<<<<

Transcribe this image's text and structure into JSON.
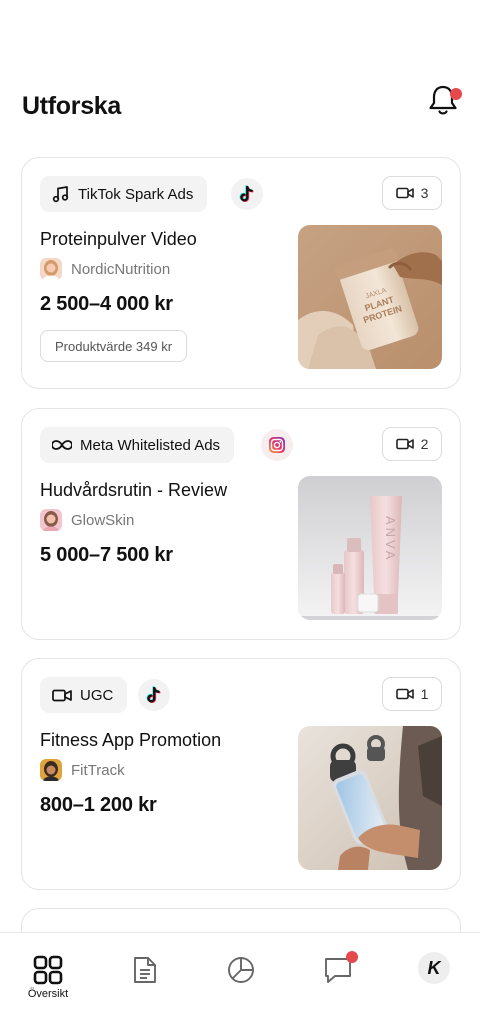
{
  "header": {
    "title": "Utforska"
  },
  "campaigns": [
    {
      "type_label": "TikTok Spark Ads",
      "type_icon": "music-note-icon",
      "platform": "tiktok",
      "video_count": "3",
      "title": "Proteinpulver Video",
      "brand": "NordicNutrition",
      "price": "2 500–4 000 kr",
      "product_value": "Produktvärde 349 kr",
      "thumb_text": [
        "JAXLA",
        "PLANT",
        "PROTEIN"
      ]
    },
    {
      "type_label": "Meta Whitelisted Ads",
      "type_icon": "infinity-icon",
      "platform": "instagram",
      "video_count": "2",
      "title": "Hudvårdsrutin - Review",
      "brand": "GlowSkin",
      "price": "5 000–7 500 kr",
      "thumb_text": [
        "ANVA"
      ]
    },
    {
      "type_label": "UGC",
      "type_icon": "video-camera-icon",
      "platform": "tiktok",
      "video_count": "1",
      "title": "Fitness App Promotion",
      "brand": "FitTrack",
      "price": "800–1 200 kr"
    }
  ],
  "nav": {
    "items": [
      {
        "id": "overview",
        "label": "Översikt",
        "icon": "grid-icon",
        "active": true
      },
      {
        "id": "documents",
        "label": "",
        "icon": "document-icon"
      },
      {
        "id": "stats",
        "label": "",
        "icon": "pie-chart-icon"
      },
      {
        "id": "messages",
        "label": "",
        "icon": "chat-icon",
        "badge": true
      },
      {
        "id": "profile",
        "label": "",
        "icon": "profile-avatar",
        "avatar_letter": "K"
      }
    ]
  },
  "colors": {
    "badge": "#e5484d",
    "text": "#111111",
    "muted": "#777777",
    "border": "#e4e4e4"
  }
}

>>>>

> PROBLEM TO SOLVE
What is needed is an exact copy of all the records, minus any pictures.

> PROBLEM SOLUTION
Transcribe this image's text and structure into JSON.
{
  "header": {
    "title": "Utforska"
  },
  "campaigns": [
    {
      "type_label": "TikTok Spark Ads",
      "type_icon": "music-note-icon",
      "platform": "tiktok",
      "video_count": "3",
      "title": "Proteinpulver Video",
      "brand": "NordicNutrition",
      "price": "2 500–4 000 kr",
      "product_value": "Produktvärde 349 kr",
      "thumb_text": [
        "JAXLA",
        "PLANT",
        "PROTEIN"
      ]
    },
    {
      "type_label": "Meta Whitelisted Ads",
      "type_icon": "infinity-icon",
      "platform": "instagram",
      "video_count": "2",
      "title": "Hudvårdsrutin - Review",
      "brand": "GlowSkin",
      "price": "5 000–7 500 kr",
      "thumb_text": [
        "ANVA"
      ]
    },
    {
      "type_label": "UGC",
      "type_icon": "video-camera-icon",
      "platform": "tiktok",
      "video_count": "1",
      "title": "Fitness App Promotion",
      "brand": "FitTrack",
      "price": "800–1 200 kr"
    }
  ],
  "nav": {
    "items": [
      {
        "id": "overview",
        "label": "Översikt",
        "icon": "grid-icon",
        "active": true
      },
      {
        "id": "documents",
        "label": "",
        "icon": "document-icon"
      },
      {
        "id": "stats",
        "label": "",
        "icon": "pie-chart-icon"
      },
      {
        "id": "messages",
        "label": "",
        "icon": "chat-icon",
        "badge": true
      },
      {
        "id": "profile",
        "label": "",
        "icon": "profile-avatar",
        "avatar_letter": "K"
      }
    ]
  },
  "colors": {
    "badge": "#e5484d",
    "text": "#111111",
    "muted": "#777777",
    "border": "#e4e4e4"
  }
}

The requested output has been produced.